When you reproduce the entries below, keep each one exact and drop any pictures.

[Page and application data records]
◆ ◆ ◆
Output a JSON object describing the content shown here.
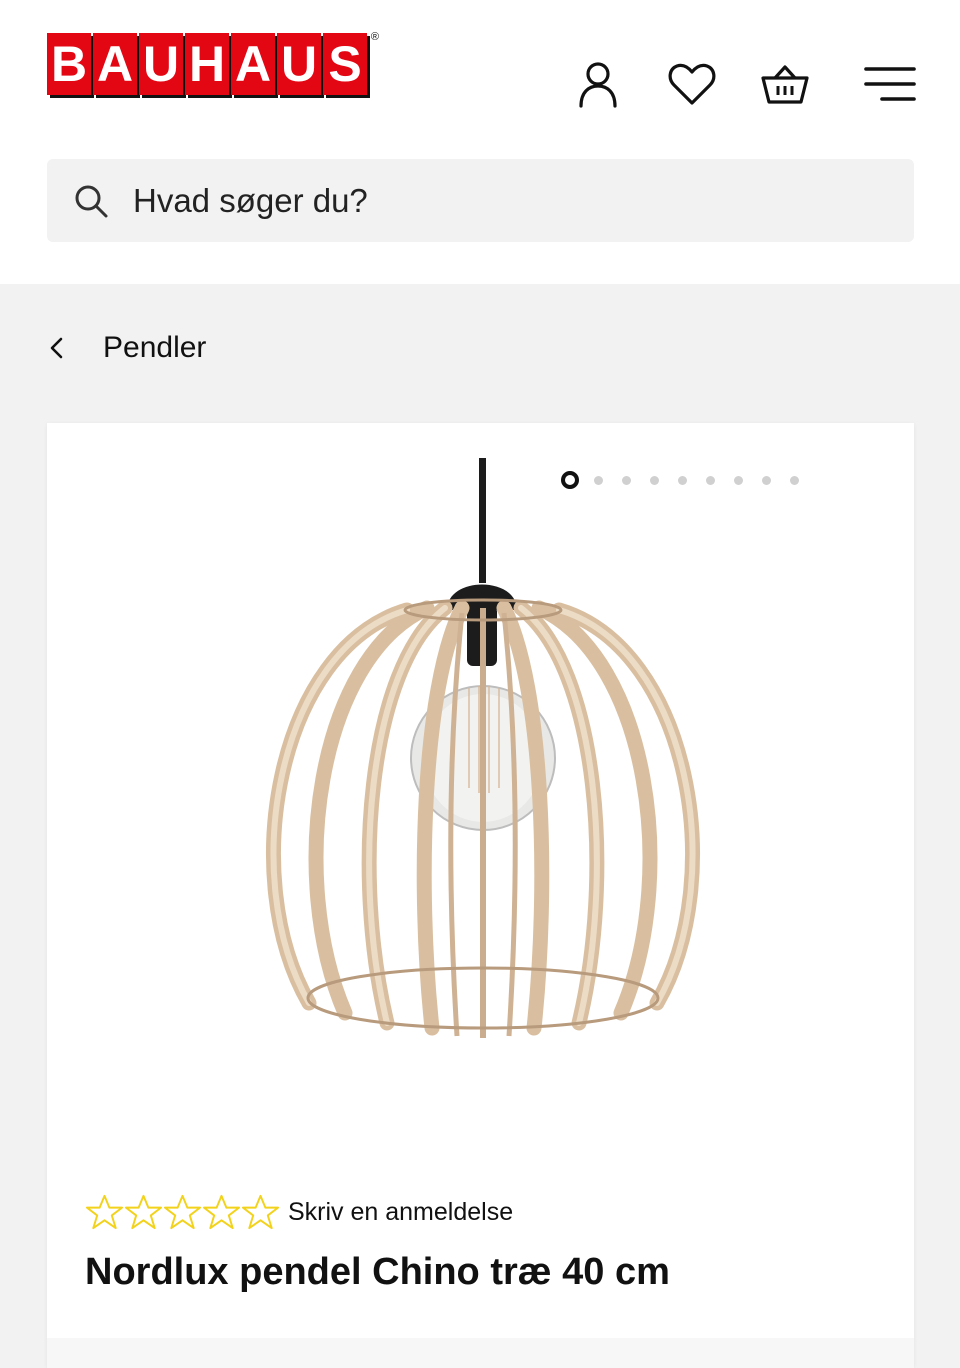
{
  "header": {
    "logo_letters": [
      "B",
      "A",
      "U",
      "H",
      "A",
      "U",
      "S"
    ],
    "logo_registered": "®",
    "icons": [
      "account-icon",
      "wishlist-heart-icon",
      "basket-icon",
      "menu-icon"
    ]
  },
  "search": {
    "placeholder": "Hvad søger du?"
  },
  "breadcrumb": {
    "label": "Pendler"
  },
  "product": {
    "image_dots_total": 9,
    "image_dots_active": 1,
    "rating_stars": 5,
    "rating_value": 0,
    "review_link": "Skriv en anmeldelse",
    "title": "Nordlux pendel Chino træ 40 cm"
  },
  "colors": {
    "brand_red": "#e30613",
    "star_outline": "#f2d21b",
    "wood": "#e6cfb4"
  }
}
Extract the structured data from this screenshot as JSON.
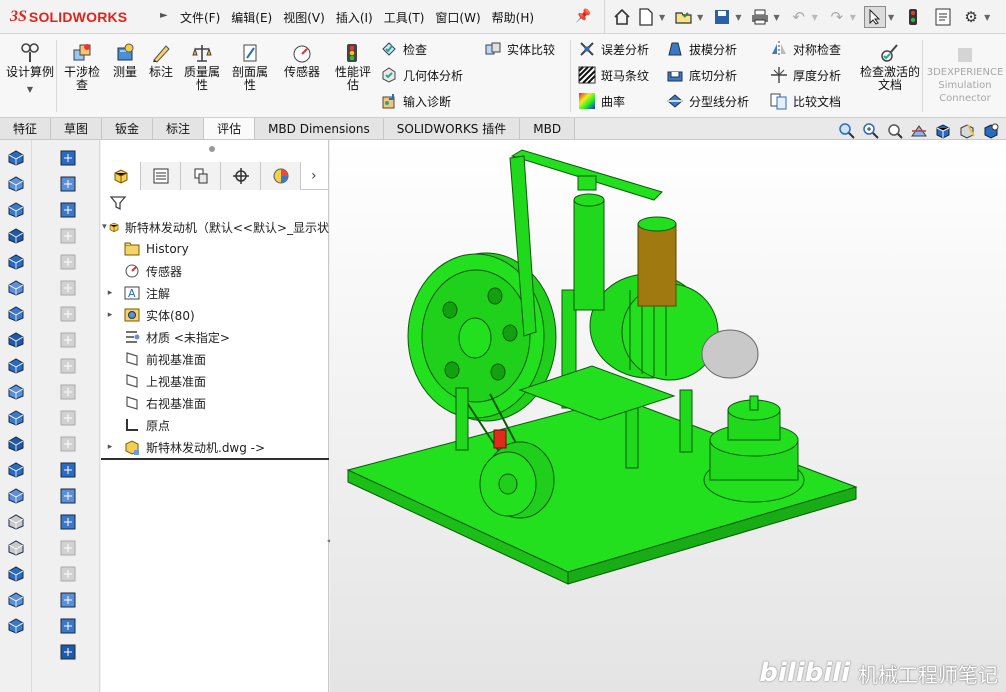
{
  "app": {
    "logo_ds": "3S",
    "logo_text": "SOLIDWORKS"
  },
  "menu": [
    "文件(F)",
    "编辑(E)",
    "视图(V)",
    "插入(I)",
    "工具(T)",
    "窗口(W)",
    "帮助(H)"
  ],
  "quick_access": [
    "home-icon",
    "new-doc-icon",
    "open-icon",
    "save-icon",
    "print-icon",
    "undo-icon",
    "redo-icon",
    "select-arrow-icon",
    "traffic-light-icon",
    "file-properties-icon",
    "options-gear-icon"
  ],
  "ribbon": {
    "big_buttons": [
      "设计算例",
      "干涉检查",
      "测量",
      "标注",
      "质量属性",
      "剖面属性",
      "传感器",
      "性能评估"
    ],
    "small_col1": [
      "检查",
      "几何体分析",
      "输入诊断"
    ],
    "small_col1b": [
      "实体比较"
    ],
    "small_col2": [
      "误差分析",
      "斑马条纹",
      "曲率"
    ],
    "small_col3": [
      "拔模分析",
      "底切分析",
      "分型线分析"
    ],
    "small_col4": [
      "对称检查",
      "厚度分析",
      "比较文档"
    ],
    "activate_check": "检查激活的文档",
    "xp_line1": "3DEXPERIENCE",
    "xp_line2": "Simulation",
    "xp_line3": "Connector"
  },
  "tabs": [
    "特征",
    "草图",
    "钣金",
    "标注",
    "评估",
    "MBD Dimensions",
    "SOLIDWORKS 插件",
    "MBD"
  ],
  "active_tab": "评估",
  "feature_tree": {
    "root": "斯特林发动机（默认<<默认>_显示状",
    "items": [
      {
        "label": "History",
        "expandable": false,
        "icon": "history-folder-icon"
      },
      {
        "label": "传感器",
        "expandable": false,
        "icon": "sensor-icon"
      },
      {
        "label": "注解",
        "expandable": true,
        "icon": "annotation-icon"
      },
      {
        "label": "实体(80)",
        "expandable": true,
        "icon": "solid-bodies-icon"
      },
      {
        "label": "材质 <未指定>",
        "expandable": false,
        "icon": "material-icon"
      },
      {
        "label": "前视基准面",
        "expandable": false,
        "icon": "plane-icon"
      },
      {
        "label": "上视基准面",
        "expandable": false,
        "icon": "plane-icon"
      },
      {
        "label": "右视基准面",
        "expandable": false,
        "icon": "plane-icon"
      },
      {
        "label": "原点",
        "expandable": false,
        "icon": "origin-icon"
      },
      {
        "label": "斯特林发动机.dwg ->",
        "expandable": true,
        "icon": "part-dwg-icon"
      }
    ]
  },
  "watermark": {
    "brand": "bilibili",
    "text": "机械工程师笔记"
  },
  "colors": {
    "model_green": "#22e01e",
    "model_edge": "#0a5a08",
    "brass": "#a07a10",
    "brand_red": "#e2231a",
    "accent_blue": "#2b6cb5"
  }
}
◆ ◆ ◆
WRITTEN ANSWER.
Output a JSON object describing the content shown here.
{
  "header": {
    "logo_letters": [
      "B",
      "A",
      "U",
      "H",
      "A",
      "U",
      "S"
    ],
    "logo_registered": "®",
    "icons": [
      "account-icon",
      "wishlist-heart-icon",
      "basket-icon",
      "menu-icon"
    ]
  },
  "search": {
    "placeholder": "Hvad søger du?"
  },
  "breadcrumb": {
    "label": "Pendler"
  },
  "product": {
    "image_dots_total": 9,
    "image_dots_active": 1,
    "rating_stars": 5,
    "rating_value": 0,
    "review_link": "Skriv en anmeldelse",
    "title": "Nordlux pendel Chino træ 40 cm"
  },
  "colors": {
    "brand_red": "#e30613",
    "star_outline": "#f2d21b",
    "wood": "#e6cfb4"
  }
}
Extract the structured data from this screenshot as JSON.
{
  "app": {
    "logo_ds": "3S",
    "logo_text": "SOLIDWORKS"
  },
  "menu": [
    "文件(F)",
    "编辑(E)",
    "视图(V)",
    "插入(I)",
    "工具(T)",
    "窗口(W)",
    "帮助(H)"
  ],
  "quick_access": [
    "home-icon",
    "new-doc-icon",
    "open-icon",
    "save-icon",
    "print-icon",
    "undo-icon",
    "redo-icon",
    "select-arrow-icon",
    "traffic-light-icon",
    "file-properties-icon",
    "options-gear-icon"
  ],
  "ribbon": {
    "big_buttons": [
      "设计算例",
      "干涉检查",
      "测量",
      "标注",
      "质量属性",
      "剖面属性",
      "传感器",
      "性能评估"
    ],
    "small_col1": [
      "检查",
      "几何体分析",
      "输入诊断"
    ],
    "small_col1b": [
      "实体比较"
    ],
    "small_col2": [
      "误差分析",
      "斑马条纹",
      "曲率"
    ],
    "small_col3": [
      "拔模分析",
      "底切分析",
      "分型线分析"
    ],
    "small_col4": [
      "对称检查",
      "厚度分析",
      "比较文档"
    ],
    "activate_check": "检查激活的文档",
    "xp_line1": "3DEXPERIENCE",
    "xp_line2": "Simulation",
    "xp_line3": "Connector"
  },
  "tabs": [
    "特征",
    "草图",
    "钣金",
    "标注",
    "评估",
    "MBD Dimensions",
    "SOLIDWORKS 插件",
    "MBD"
  ],
  "active_tab": "评估",
  "feature_tree": {
    "root": "斯特林发动机（默认<<默认>_显示状",
    "items": [
      {
        "label": "History",
        "expandable": false,
        "icon": "history-folder-icon"
      },
      {
        "label": "传感器",
        "expandable": false,
        "icon": "sensor-icon"
      },
      {
        "label": "注解",
        "expandable": true,
        "icon": "annotation-icon"
      },
      {
        "label": "实体(80)",
        "expandable": true,
        "icon": "solid-bodies-icon"
      },
      {
        "label": "材质 <未指定>",
        "expandable": false,
        "icon": "material-icon"
      },
      {
        "label": "前视基准面",
        "expandable": false,
        "icon": "plane-icon"
      },
      {
        "label": "上视基准面",
        "expandable": false,
        "icon": "plane-icon"
      },
      {
        "label": "右视基准面",
        "expandable": false,
        "icon": "plane-icon"
      },
      {
        "label": "原点",
        "expandable": false,
        "icon": "origin-icon"
      },
      {
        "label": "斯特林发动机.dwg ->",
        "expandable": true,
        "icon": "part-dwg-icon"
      }
    ]
  },
  "watermark": {
    "brand": "bilibili",
    "text": "机械工程师笔记"
  },
  "colors": {
    "model_green": "#22e01e",
    "model_edge": "#0a5a08",
    "brass": "#a07a10",
    "brand_red": "#e2231a",
    "accent_blue": "#2b6cb5"
  }
}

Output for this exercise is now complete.